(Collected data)
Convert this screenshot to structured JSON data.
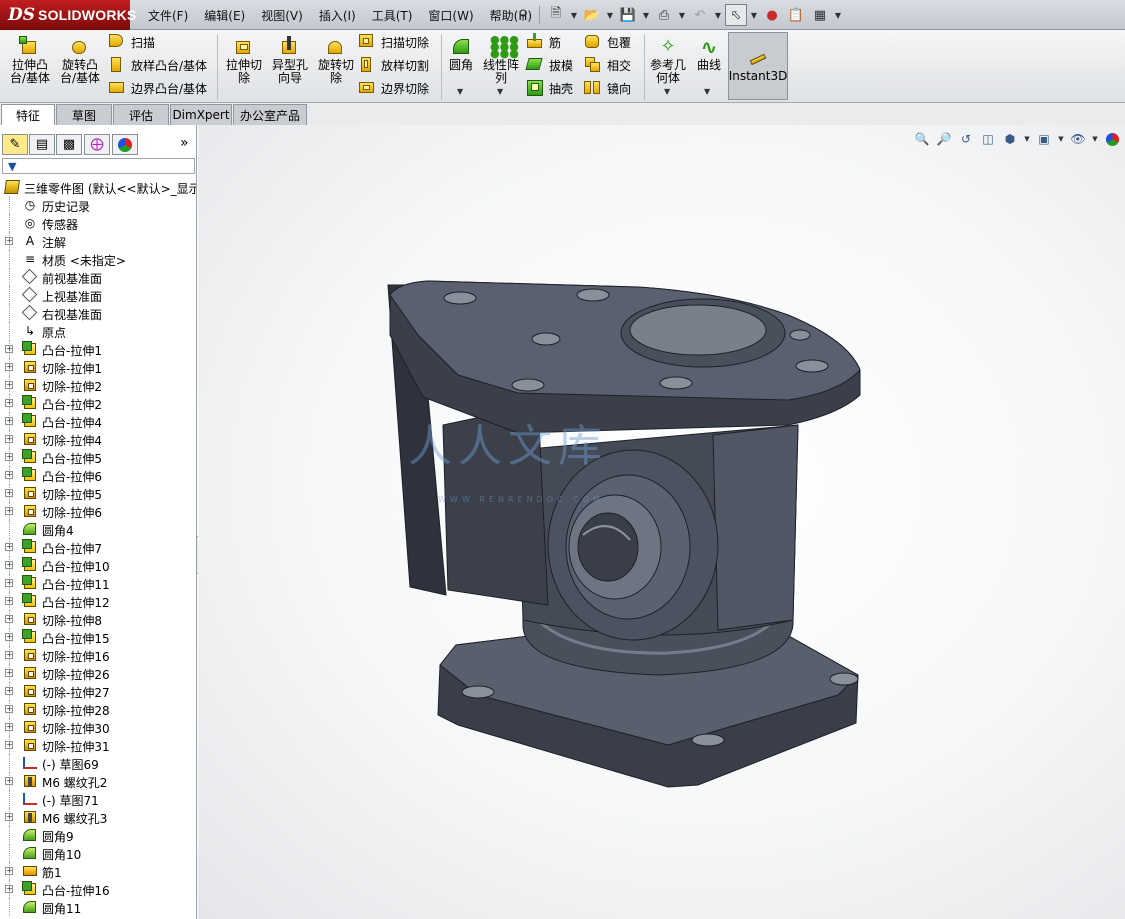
{
  "app": {
    "logo_ds": "DS",
    "logo_name": "SOLIDWORKS"
  },
  "menu": [
    {
      "label": "文件(F)"
    },
    {
      "label": "编辑(E)"
    },
    {
      "label": "视图(V)"
    },
    {
      "label": "插入(I)"
    },
    {
      "label": "工具(T)"
    },
    {
      "label": "窗口(W)"
    },
    {
      "label": "帮助(H)"
    }
  ],
  "command_manager": {
    "extrude_boss": "拉伸凸\n台/基体",
    "revolve_boss": "旋转凸\n台/基体",
    "sweep": "扫描",
    "loft_boss": "放样凸台/基体",
    "boundary_boss": "边界凸台/基体",
    "extrude_cut": "拉伸切\n除",
    "hole_wizard": "异型孔\n向导",
    "revolve_cut": "旋转切\n除",
    "sweep_cut": "扫描切除",
    "loft_cut": "放样切割",
    "boundary_cut": "边界切除",
    "fillet": "圆角",
    "linear_pattern": "线性阵\n列",
    "rib": "筋",
    "draft": "拔模",
    "shell": "抽壳",
    "wrap": "包覆",
    "intersect": "相交",
    "mirror": "镜向",
    "ref_geometry": "参考几\n何体",
    "curves": "曲线",
    "instant3d": "Instant3D"
  },
  "tabs": [
    {
      "label": "特征",
      "active": true
    },
    {
      "label": "草图",
      "active": false
    },
    {
      "label": "评估",
      "active": false
    },
    {
      "label": "DimXpert",
      "active": false
    },
    {
      "label": "办公室产品",
      "active": false
    }
  ],
  "feature_tree": {
    "panel_expand": "»",
    "root": "三维零件图 (默认<<默认>_显示",
    "items": [
      {
        "label": "历史记录",
        "icon": "history-icon",
        "expandable": false
      },
      {
        "label": "传感器",
        "icon": "sensor-icon",
        "expandable": false
      },
      {
        "label": "注解",
        "icon": "annotation-icon",
        "expandable": true
      },
      {
        "label": "材质 <未指定>",
        "icon": "material-icon",
        "expandable": false
      },
      {
        "label": "前视基准面",
        "icon": "plane-icon",
        "expandable": false
      },
      {
        "label": "上视基准面",
        "icon": "plane-icon",
        "expandable": false
      },
      {
        "label": "右视基准面",
        "icon": "plane-icon",
        "expandable": false
      },
      {
        "label": "原点",
        "icon": "origin-icon",
        "expandable": false
      },
      {
        "label": "凸台-拉伸1",
        "icon": "boss-extrude-icon",
        "expandable": true
      },
      {
        "label": "切除-拉伸1",
        "icon": "cut-extrude-icon",
        "expandable": true
      },
      {
        "label": "切除-拉伸2",
        "icon": "cut-extrude-icon",
        "expandable": true
      },
      {
        "label": "凸台-拉伸2",
        "icon": "boss-extrude-icon",
        "expandable": true
      },
      {
        "label": "凸台-拉伸4",
        "icon": "boss-extrude-icon",
        "expandable": true
      },
      {
        "label": "切除-拉伸4",
        "icon": "cut-extrude-icon",
        "expandable": true
      },
      {
        "label": "凸台-拉伸5",
        "icon": "boss-extrude-icon",
        "expandable": true
      },
      {
        "label": "凸台-拉伸6",
        "icon": "boss-extrude-icon",
        "expandable": true
      },
      {
        "label": "切除-拉伸5",
        "icon": "cut-extrude-icon",
        "expandable": true
      },
      {
        "label": "切除-拉伸6",
        "icon": "cut-extrude-icon",
        "expandable": true
      },
      {
        "label": "圆角4",
        "icon": "fillet-icon",
        "expandable": false
      },
      {
        "label": "凸台-拉伸7",
        "icon": "boss-extrude-icon",
        "expandable": true
      },
      {
        "label": "凸台-拉伸10",
        "icon": "boss-extrude-icon",
        "expandable": true
      },
      {
        "label": "凸台-拉伸11",
        "icon": "boss-extrude-icon",
        "expandable": true
      },
      {
        "label": "凸台-拉伸12",
        "icon": "boss-extrude-icon",
        "expandable": true
      },
      {
        "label": "切除-拉伸8",
        "icon": "cut-extrude-icon",
        "expandable": true
      },
      {
        "label": "凸台-拉伸15",
        "icon": "boss-extrude-icon",
        "expandable": true
      },
      {
        "label": "切除-拉伸16",
        "icon": "cut-extrude-icon",
        "expandable": true
      },
      {
        "label": "切除-拉伸26",
        "icon": "cut-extrude-icon",
        "expandable": true
      },
      {
        "label": "切除-拉伸27",
        "icon": "cut-extrude-icon",
        "expandable": true
      },
      {
        "label": "切除-拉伸28",
        "icon": "cut-extrude-icon",
        "expandable": true
      },
      {
        "label": "切除-拉伸30",
        "icon": "cut-extrude-icon",
        "expandable": true
      },
      {
        "label": "切除-拉伸31",
        "icon": "cut-extrude-icon",
        "expandable": true
      },
      {
        "label": "(-) 草图69",
        "icon": "sketch-icon",
        "expandable": false
      },
      {
        "label": "M6 螺纹孔2",
        "icon": "hole-icon",
        "expandable": true
      },
      {
        "label": "(-) 草图71",
        "icon": "sketch-icon",
        "expandable": false
      },
      {
        "label": "M6 螺纹孔3",
        "icon": "hole-icon",
        "expandable": true
      },
      {
        "label": "圆角9",
        "icon": "fillet-icon",
        "expandable": false
      },
      {
        "label": "圆角10",
        "icon": "fillet-icon",
        "expandable": false
      },
      {
        "label": "筋1",
        "icon": "rib-icon",
        "expandable": true
      },
      {
        "label": "凸台-拉伸16",
        "icon": "boss-extrude-icon",
        "expandable": true
      },
      {
        "label": "圆角11",
        "icon": "fillet-icon",
        "expandable": false
      }
    ]
  },
  "watermark": {
    "text": "人人文库",
    "url": "WWW.RENRENDOC.COM"
  },
  "colors": {
    "model_body": "#4d5260",
    "model_light": "#6a6f7e",
    "model_dark": "#2f323c",
    "active_tab": "#ffffff",
    "tab_bg": "#c9cdd2"
  }
}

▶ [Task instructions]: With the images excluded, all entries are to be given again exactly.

▶ [Exercise answer]:
Convert this screenshot to structured JSON data.
{
  "app": {
    "logo_ds": "DS",
    "logo_name": "SOLIDWORKS"
  },
  "menu": [
    {
      "label": "文件(F)"
    },
    {
      "label": "编辑(E)"
    },
    {
      "label": "视图(V)"
    },
    {
      "label": "插入(I)"
    },
    {
      "label": "工具(T)"
    },
    {
      "label": "窗口(W)"
    },
    {
      "label": "帮助(H)"
    }
  ],
  "command_manager": {
    "extrude_boss": "拉伸凸\n台/基体",
    "revolve_boss": "旋转凸\n台/基体",
    "sweep": "扫描",
    "loft_boss": "放样凸台/基体",
    "boundary_boss": "边界凸台/基体",
    "extrude_cut": "拉伸切\n除",
    "hole_wizard": "异型孔\n向导",
    "revolve_cut": "旋转切\n除",
    "sweep_cut": "扫描切除",
    "loft_cut": "放样切割",
    "boundary_cut": "边界切除",
    "fillet": "圆角",
    "linear_pattern": "线性阵\n列",
    "rib": "筋",
    "draft": "拔模",
    "shell": "抽壳",
    "wrap": "包覆",
    "intersect": "相交",
    "mirror": "镜向",
    "ref_geometry": "参考几\n何体",
    "curves": "曲线",
    "instant3d": "Instant3D"
  },
  "tabs": [
    {
      "label": "特征",
      "active": true
    },
    {
      "label": "草图",
      "active": false
    },
    {
      "label": "评估",
      "active": false
    },
    {
      "label": "DimXpert",
      "active": false
    },
    {
      "label": "办公室产品",
      "active": false
    }
  ],
  "feature_tree": {
    "panel_expand": "»",
    "root": "三维零件图 (默认<<默认>_显示",
    "items": [
      {
        "label": "历史记录",
        "icon": "history-icon",
        "expandable": false
      },
      {
        "label": "传感器",
        "icon": "sensor-icon",
        "expandable": false
      },
      {
        "label": "注解",
        "icon": "annotation-icon",
        "expandable": true
      },
      {
        "label": "材质 <未指定>",
        "icon": "material-icon",
        "expandable": false
      },
      {
        "label": "前视基准面",
        "icon": "plane-icon",
        "expandable": false
      },
      {
        "label": "上视基准面",
        "icon": "plane-icon",
        "expandable": false
      },
      {
        "label": "右视基准面",
        "icon": "plane-icon",
        "expandable": false
      },
      {
        "label": "原点",
        "icon": "origin-icon",
        "expandable": false
      },
      {
        "label": "凸台-拉伸1",
        "icon": "boss-extrude-icon",
        "expandable": true
      },
      {
        "label": "切除-拉伸1",
        "icon": "cut-extrude-icon",
        "expandable": true
      },
      {
        "label": "切除-拉伸2",
        "icon": "cut-extrude-icon",
        "expandable": true
      },
      {
        "label": "凸台-拉伸2",
        "icon": "boss-extrude-icon",
        "expandable": true
      },
      {
        "label": "凸台-拉伸4",
        "icon": "boss-extrude-icon",
        "expandable": true
      },
      {
        "label": "切除-拉伸4",
        "icon": "cut-extrude-icon",
        "expandable": true
      },
      {
        "label": "凸台-拉伸5",
        "icon": "boss-extrude-icon",
        "expandable": true
      },
      {
        "label": "凸台-拉伸6",
        "icon": "boss-extrude-icon",
        "expandable": true
      },
      {
        "label": "切除-拉伸5",
        "icon": "cut-extrude-icon",
        "expandable": true
      },
      {
        "label": "切除-拉伸6",
        "icon": "cut-extrude-icon",
        "expandable": true
      },
      {
        "label": "圆角4",
        "icon": "fillet-icon",
        "expandable": false
      },
      {
        "label": "凸台-拉伸7",
        "icon": "boss-extrude-icon",
        "expandable": true
      },
      {
        "label": "凸台-拉伸10",
        "icon": "boss-extrude-icon",
        "expandable": true
      },
      {
        "label": "凸台-拉伸11",
        "icon": "boss-extrude-icon",
        "expandable": true
      },
      {
        "label": "凸台-拉伸12",
        "icon": "boss-extrude-icon",
        "expandable": true
      },
      {
        "label": "切除-拉伸8",
        "icon": "cut-extrude-icon",
        "expandable": true
      },
      {
        "label": "凸台-拉伸15",
        "icon": "boss-extrude-icon",
        "expandable": true
      },
      {
        "label": "切除-拉伸16",
        "icon": "cut-extrude-icon",
        "expandable": true
      },
      {
        "label": "切除-拉伸26",
        "icon": "cut-extrude-icon",
        "expandable": true
      },
      {
        "label": "切除-拉伸27",
        "icon": "cut-extrude-icon",
        "expandable": true
      },
      {
        "label": "切除-拉伸28",
        "icon": "cut-extrude-icon",
        "expandable": true
      },
      {
        "label": "切除-拉伸30",
        "icon": "cut-extrude-icon",
        "expandable": true
      },
      {
        "label": "切除-拉伸31",
        "icon": "cut-extrude-icon",
        "expandable": true
      },
      {
        "label": "(-) 草图69",
        "icon": "sketch-icon",
        "expandable": false
      },
      {
        "label": "M6 螺纹孔2",
        "icon": "hole-icon",
        "expandable": true
      },
      {
        "label": "(-) 草图71",
        "icon": "sketch-icon",
        "expandable": false
      },
      {
        "label": "M6 螺纹孔3",
        "icon": "hole-icon",
        "expandable": true
      },
      {
        "label": "圆角9",
        "icon": "fillet-icon",
        "expandable": false
      },
      {
        "label": "圆角10",
        "icon": "fillet-icon",
        "expandable": false
      },
      {
        "label": "筋1",
        "icon": "rib-icon",
        "expandable": true
      },
      {
        "label": "凸台-拉伸16",
        "icon": "boss-extrude-icon",
        "expandable": true
      },
      {
        "label": "圆角11",
        "icon": "fillet-icon",
        "expandable": false
      }
    ]
  },
  "watermark": {
    "text": "人人文库",
    "url": "WWW.RENRENDOC.COM"
  },
  "colors": {
    "model_body": "#4d5260",
    "model_light": "#6a6f7e",
    "model_dark": "#2f323c",
    "active_tab": "#ffffff",
    "tab_bg": "#c9cdd2"
  }
}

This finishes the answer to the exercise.